---------- PROVIDED RECORDS ----------

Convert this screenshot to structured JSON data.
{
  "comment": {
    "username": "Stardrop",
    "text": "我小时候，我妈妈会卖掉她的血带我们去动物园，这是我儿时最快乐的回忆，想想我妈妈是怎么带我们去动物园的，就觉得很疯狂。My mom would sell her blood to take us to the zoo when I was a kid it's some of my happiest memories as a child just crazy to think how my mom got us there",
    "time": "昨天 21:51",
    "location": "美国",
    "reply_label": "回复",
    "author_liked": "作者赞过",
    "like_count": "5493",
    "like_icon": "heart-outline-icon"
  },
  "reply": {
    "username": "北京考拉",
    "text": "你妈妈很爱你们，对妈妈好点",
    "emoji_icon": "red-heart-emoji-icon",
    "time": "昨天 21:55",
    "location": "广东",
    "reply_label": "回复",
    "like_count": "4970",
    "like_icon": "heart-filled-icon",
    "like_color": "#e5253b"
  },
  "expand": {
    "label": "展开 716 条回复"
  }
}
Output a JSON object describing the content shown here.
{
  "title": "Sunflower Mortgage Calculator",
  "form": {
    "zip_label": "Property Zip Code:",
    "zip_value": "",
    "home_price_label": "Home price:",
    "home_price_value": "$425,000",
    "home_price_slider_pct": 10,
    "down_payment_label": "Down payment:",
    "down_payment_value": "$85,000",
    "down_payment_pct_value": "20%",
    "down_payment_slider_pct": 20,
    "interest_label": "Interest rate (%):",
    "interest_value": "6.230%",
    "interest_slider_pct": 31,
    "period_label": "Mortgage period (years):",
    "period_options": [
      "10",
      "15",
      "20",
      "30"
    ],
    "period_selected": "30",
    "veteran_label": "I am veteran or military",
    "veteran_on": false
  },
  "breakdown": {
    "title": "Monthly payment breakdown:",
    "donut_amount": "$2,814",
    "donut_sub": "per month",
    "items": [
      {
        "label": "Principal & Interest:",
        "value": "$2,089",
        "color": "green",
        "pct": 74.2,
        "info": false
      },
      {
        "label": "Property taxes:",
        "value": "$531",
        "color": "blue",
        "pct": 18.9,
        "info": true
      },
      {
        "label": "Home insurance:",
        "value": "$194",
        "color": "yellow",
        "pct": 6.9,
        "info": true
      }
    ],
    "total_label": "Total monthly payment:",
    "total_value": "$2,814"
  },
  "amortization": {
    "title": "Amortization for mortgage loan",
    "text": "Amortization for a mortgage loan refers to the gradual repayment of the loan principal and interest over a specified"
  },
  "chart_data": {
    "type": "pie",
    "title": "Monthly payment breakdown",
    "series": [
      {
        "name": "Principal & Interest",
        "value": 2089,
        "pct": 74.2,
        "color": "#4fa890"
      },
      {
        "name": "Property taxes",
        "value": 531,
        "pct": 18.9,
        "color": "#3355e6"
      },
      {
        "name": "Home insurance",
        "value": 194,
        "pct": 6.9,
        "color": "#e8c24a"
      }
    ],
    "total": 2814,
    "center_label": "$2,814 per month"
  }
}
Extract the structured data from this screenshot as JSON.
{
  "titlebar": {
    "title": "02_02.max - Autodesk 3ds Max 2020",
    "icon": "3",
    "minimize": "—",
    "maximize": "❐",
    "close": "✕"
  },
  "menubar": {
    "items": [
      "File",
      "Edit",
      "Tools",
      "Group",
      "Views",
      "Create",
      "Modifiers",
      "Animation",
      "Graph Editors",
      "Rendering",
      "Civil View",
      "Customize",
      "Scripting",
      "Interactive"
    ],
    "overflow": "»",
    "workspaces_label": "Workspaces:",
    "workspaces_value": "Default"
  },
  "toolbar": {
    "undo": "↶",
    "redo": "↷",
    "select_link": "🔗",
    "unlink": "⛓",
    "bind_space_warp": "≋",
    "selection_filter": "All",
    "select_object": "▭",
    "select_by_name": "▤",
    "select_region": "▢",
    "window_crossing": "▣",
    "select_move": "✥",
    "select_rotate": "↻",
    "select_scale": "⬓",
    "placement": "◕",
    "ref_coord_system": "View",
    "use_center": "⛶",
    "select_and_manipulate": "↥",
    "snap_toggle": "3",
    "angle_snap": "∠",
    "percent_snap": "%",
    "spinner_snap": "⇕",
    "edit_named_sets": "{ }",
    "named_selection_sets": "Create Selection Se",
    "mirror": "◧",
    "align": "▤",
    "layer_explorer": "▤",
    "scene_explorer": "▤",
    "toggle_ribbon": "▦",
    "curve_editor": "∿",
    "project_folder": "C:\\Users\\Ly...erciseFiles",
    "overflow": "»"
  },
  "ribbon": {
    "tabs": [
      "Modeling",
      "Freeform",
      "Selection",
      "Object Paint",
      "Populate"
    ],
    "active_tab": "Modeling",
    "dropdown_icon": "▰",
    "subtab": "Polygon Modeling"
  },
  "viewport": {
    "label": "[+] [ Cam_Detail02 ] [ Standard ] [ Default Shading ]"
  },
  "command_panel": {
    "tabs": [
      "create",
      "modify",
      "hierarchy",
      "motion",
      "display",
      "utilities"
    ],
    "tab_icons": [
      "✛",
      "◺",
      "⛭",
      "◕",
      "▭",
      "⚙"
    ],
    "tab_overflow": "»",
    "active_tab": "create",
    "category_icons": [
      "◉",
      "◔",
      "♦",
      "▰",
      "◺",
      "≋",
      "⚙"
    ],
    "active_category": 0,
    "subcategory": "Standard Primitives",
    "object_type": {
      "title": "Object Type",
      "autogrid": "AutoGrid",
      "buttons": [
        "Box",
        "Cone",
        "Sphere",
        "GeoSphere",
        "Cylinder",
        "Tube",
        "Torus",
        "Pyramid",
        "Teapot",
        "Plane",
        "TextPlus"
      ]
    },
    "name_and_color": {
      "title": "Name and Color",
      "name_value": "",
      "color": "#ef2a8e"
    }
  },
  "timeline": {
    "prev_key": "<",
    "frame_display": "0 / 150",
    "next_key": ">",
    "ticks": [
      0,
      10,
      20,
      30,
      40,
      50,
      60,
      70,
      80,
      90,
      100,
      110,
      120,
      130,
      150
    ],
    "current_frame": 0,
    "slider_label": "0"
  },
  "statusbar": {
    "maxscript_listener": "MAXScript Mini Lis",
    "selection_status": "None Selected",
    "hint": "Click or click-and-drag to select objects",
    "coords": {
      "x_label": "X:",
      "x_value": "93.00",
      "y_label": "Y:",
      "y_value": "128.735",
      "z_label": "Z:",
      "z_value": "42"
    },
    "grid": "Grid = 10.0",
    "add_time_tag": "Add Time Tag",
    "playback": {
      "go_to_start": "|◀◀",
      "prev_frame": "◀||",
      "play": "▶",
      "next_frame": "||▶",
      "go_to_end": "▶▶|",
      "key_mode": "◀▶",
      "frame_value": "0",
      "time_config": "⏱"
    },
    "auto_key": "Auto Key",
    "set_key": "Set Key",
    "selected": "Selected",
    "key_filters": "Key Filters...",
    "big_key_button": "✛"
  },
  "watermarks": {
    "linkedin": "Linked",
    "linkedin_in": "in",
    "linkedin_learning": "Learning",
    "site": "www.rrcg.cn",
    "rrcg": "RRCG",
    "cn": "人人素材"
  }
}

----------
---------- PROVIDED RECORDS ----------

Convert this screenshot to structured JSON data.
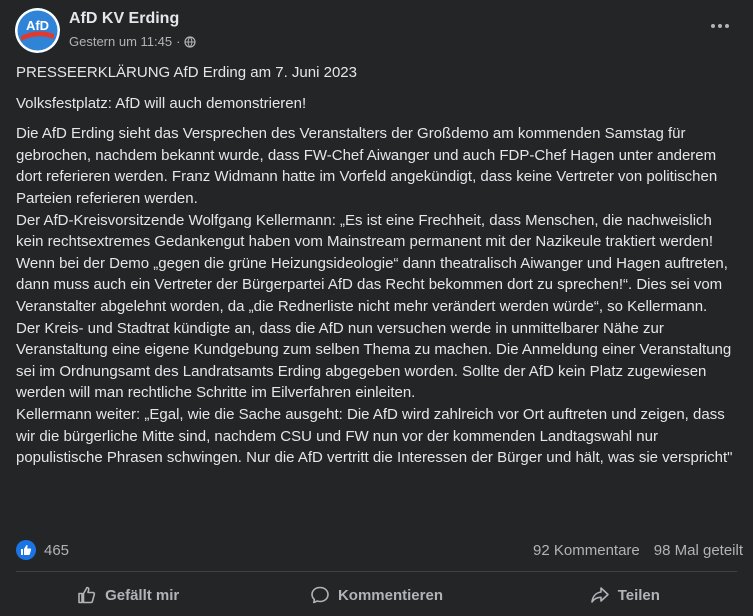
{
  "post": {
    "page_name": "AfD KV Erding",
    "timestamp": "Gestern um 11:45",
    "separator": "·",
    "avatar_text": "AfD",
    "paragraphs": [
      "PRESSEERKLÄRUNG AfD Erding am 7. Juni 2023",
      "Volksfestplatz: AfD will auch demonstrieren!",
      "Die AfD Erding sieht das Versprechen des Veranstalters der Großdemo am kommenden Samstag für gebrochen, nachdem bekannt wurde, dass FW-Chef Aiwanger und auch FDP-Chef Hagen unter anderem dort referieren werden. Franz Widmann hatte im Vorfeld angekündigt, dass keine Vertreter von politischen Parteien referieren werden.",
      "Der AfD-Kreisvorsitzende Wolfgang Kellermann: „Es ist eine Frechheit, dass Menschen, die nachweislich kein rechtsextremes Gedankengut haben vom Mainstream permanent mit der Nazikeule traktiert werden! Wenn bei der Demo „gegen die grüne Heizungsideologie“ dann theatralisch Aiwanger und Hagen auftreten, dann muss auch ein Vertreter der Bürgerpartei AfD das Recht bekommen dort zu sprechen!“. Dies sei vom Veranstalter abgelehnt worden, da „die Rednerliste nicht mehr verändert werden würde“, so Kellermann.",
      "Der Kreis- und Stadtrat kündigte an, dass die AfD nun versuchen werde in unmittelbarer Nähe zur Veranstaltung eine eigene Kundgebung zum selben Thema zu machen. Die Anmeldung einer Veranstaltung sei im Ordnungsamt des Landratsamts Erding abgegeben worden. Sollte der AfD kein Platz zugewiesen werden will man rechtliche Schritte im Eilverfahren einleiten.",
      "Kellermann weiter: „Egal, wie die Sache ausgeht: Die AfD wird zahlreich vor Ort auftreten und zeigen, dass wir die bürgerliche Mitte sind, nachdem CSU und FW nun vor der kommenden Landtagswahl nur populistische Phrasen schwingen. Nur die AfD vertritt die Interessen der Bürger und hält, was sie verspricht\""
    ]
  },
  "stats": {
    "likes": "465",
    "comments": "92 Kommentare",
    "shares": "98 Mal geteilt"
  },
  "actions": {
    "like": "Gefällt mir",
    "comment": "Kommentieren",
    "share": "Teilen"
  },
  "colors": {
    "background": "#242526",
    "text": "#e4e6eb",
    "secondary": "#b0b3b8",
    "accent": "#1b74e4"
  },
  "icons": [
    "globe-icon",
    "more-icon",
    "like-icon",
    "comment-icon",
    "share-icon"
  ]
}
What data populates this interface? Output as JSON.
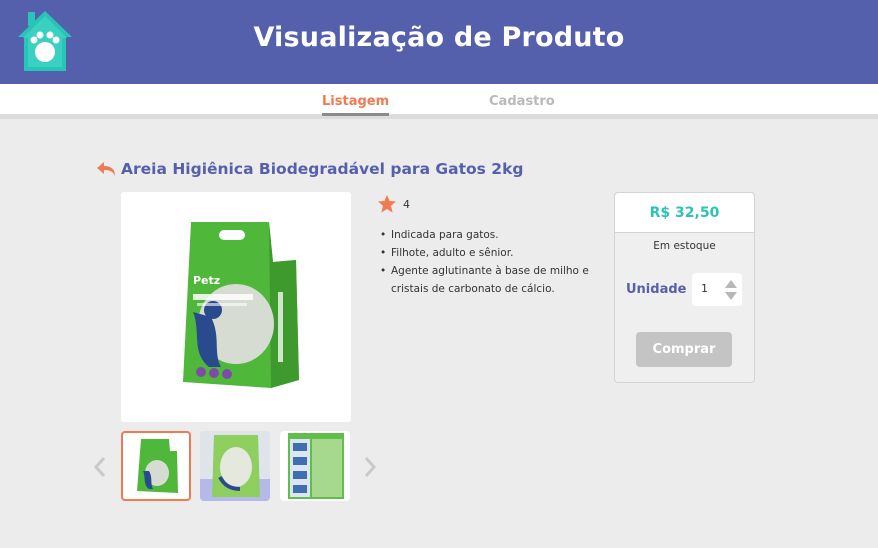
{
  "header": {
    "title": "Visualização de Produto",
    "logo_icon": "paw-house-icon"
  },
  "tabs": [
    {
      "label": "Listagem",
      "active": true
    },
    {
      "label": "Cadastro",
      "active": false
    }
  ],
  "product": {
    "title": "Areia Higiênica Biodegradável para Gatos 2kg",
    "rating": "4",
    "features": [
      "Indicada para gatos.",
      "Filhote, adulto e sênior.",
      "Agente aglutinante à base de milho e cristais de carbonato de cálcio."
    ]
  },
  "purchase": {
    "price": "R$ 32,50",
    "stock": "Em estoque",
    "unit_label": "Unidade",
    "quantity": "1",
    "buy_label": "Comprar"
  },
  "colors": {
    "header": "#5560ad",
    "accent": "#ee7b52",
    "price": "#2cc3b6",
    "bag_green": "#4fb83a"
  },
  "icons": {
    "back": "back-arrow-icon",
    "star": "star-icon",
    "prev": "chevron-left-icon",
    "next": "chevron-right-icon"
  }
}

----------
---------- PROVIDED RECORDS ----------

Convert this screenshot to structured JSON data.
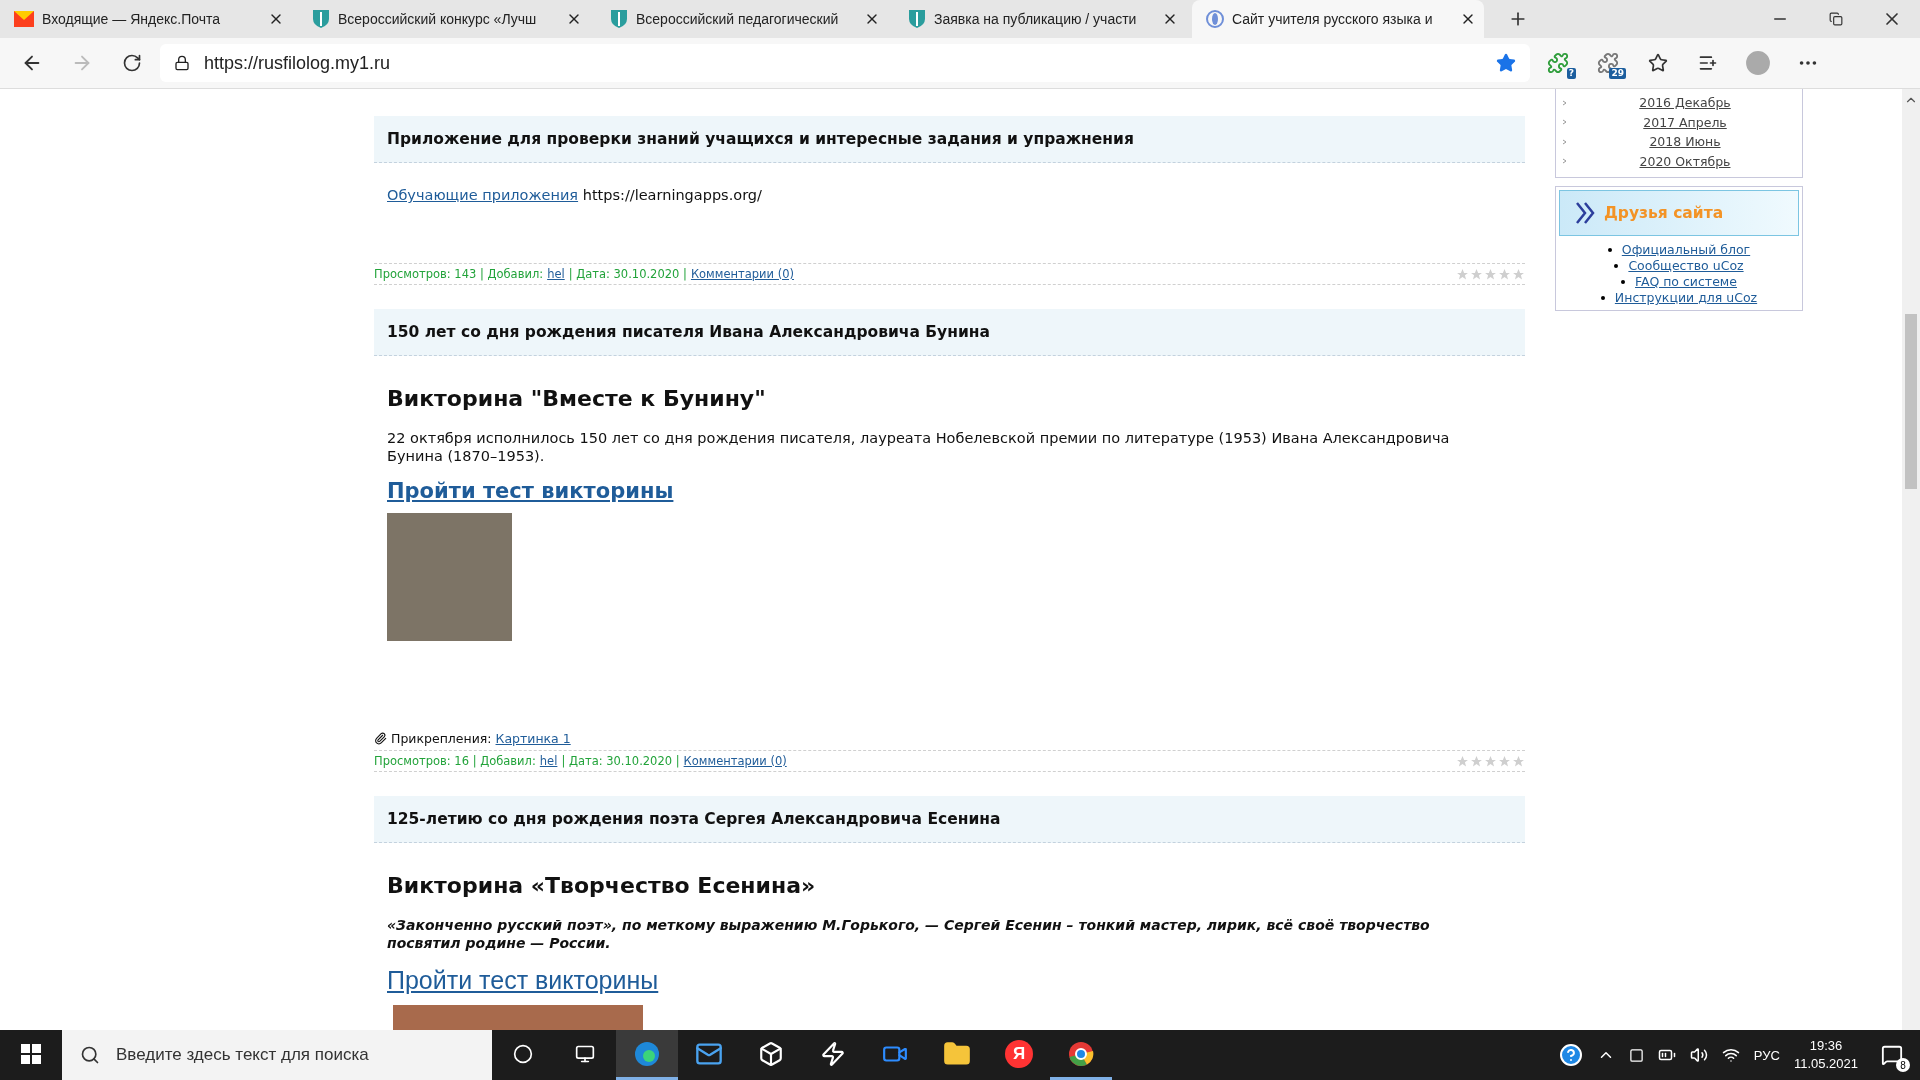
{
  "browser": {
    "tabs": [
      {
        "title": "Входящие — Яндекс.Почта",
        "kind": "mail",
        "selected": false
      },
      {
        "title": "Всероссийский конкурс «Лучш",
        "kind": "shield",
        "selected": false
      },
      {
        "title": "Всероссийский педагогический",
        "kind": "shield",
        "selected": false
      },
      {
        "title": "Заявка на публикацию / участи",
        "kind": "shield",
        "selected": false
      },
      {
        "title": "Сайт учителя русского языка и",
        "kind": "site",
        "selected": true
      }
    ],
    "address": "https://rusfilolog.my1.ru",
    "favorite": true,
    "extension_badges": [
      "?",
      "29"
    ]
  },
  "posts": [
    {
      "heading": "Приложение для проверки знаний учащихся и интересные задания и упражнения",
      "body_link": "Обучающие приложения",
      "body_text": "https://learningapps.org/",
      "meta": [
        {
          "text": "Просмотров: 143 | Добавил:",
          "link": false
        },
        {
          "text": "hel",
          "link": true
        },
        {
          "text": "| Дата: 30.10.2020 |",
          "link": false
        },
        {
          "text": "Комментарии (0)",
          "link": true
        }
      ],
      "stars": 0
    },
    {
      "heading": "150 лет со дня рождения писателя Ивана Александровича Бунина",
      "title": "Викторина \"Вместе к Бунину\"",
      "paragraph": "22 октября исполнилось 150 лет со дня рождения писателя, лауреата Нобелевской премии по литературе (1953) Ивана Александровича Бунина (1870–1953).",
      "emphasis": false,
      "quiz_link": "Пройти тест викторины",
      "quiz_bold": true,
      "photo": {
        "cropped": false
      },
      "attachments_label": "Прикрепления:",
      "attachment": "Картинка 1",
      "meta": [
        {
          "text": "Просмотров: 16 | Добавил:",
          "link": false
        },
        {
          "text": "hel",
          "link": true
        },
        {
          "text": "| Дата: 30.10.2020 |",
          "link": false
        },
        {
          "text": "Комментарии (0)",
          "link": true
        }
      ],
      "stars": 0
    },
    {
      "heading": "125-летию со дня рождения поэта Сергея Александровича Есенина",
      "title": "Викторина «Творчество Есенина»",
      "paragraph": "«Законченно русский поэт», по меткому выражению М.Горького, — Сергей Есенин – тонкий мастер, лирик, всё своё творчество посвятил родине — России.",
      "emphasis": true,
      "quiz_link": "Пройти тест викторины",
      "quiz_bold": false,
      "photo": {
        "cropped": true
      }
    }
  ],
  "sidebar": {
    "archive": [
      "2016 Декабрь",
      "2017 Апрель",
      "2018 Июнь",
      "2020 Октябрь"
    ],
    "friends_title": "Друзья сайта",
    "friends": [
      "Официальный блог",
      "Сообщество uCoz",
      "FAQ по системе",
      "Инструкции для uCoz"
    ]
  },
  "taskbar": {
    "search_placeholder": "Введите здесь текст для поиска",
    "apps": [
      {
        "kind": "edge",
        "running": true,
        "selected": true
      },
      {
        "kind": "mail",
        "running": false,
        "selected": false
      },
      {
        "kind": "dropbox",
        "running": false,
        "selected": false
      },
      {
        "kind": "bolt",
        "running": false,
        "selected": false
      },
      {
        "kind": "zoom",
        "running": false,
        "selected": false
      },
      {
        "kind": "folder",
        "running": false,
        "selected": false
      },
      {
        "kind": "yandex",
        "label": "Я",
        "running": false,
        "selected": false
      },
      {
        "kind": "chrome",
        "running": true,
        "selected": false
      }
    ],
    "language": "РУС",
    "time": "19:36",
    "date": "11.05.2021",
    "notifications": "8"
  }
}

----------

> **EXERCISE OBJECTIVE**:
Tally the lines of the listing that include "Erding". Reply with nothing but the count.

> **RESPONSE TO THIS TASK**:
4